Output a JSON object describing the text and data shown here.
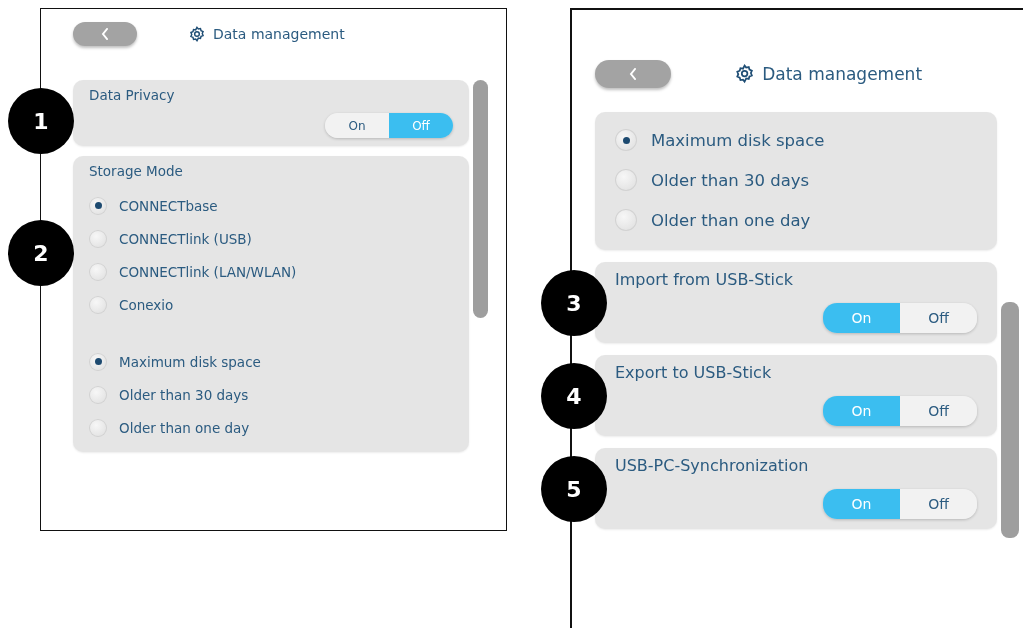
{
  "screens": [
    {
      "title": "Data management",
      "sections": [
        {
          "kind": "toggle",
          "label": "Data Privacy",
          "callout": "1",
          "options": [
            {
              "label": "On",
              "selected": false
            },
            {
              "label": "Off",
              "selected": true
            }
          ]
        },
        {
          "kind": "radio",
          "label": "Storage Mode",
          "callout": "2",
          "groups": [
            {
              "options": [
                {
                  "label": "CONNECTbase",
                  "selected": true
                },
                {
                  "label": "CONNECTlink (USB)",
                  "selected": false
                },
                {
                  "label": "CONNECTlink (LAN/WLAN)",
                  "selected": false
                },
                {
                  "label": "Conexio",
                  "selected": false
                }
              ]
            },
            {
              "options": [
                {
                  "label": "Maximum disk space",
                  "selected": true
                },
                {
                  "label": "Older than 30 days",
                  "selected": false
                },
                {
                  "label": "Older than one day",
                  "selected": false
                }
              ]
            }
          ]
        }
      ]
    },
    {
      "title": "Data management",
      "sections": [
        {
          "kind": "radio",
          "groups": [
            {
              "options": [
                {
                  "label": "Maximum disk space",
                  "selected": true
                },
                {
                  "label": "Older than 30 days",
                  "selected": false
                },
                {
                  "label": "Older than one day",
                  "selected": false
                }
              ]
            }
          ]
        },
        {
          "kind": "toggle",
          "label": "Import from USB-Stick",
          "callout": "3",
          "options": [
            {
              "label": "On",
              "selected": true
            },
            {
              "label": "Off",
              "selected": false
            }
          ]
        },
        {
          "kind": "toggle",
          "label": "Export to USB-Stick",
          "callout": "4",
          "options": [
            {
              "label": "On",
              "selected": true
            },
            {
              "label": "Off",
              "selected": false
            }
          ]
        },
        {
          "kind": "toggle",
          "label": "USB-PC-Synchronization",
          "callout": "5",
          "options": [
            {
              "label": "On",
              "selected": true
            },
            {
              "label": "Off",
              "selected": false
            }
          ]
        }
      ]
    }
  ]
}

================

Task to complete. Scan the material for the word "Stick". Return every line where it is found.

Reply.
          "label": "Import from USB-Stick",
          "label": "Export to USB-Stick",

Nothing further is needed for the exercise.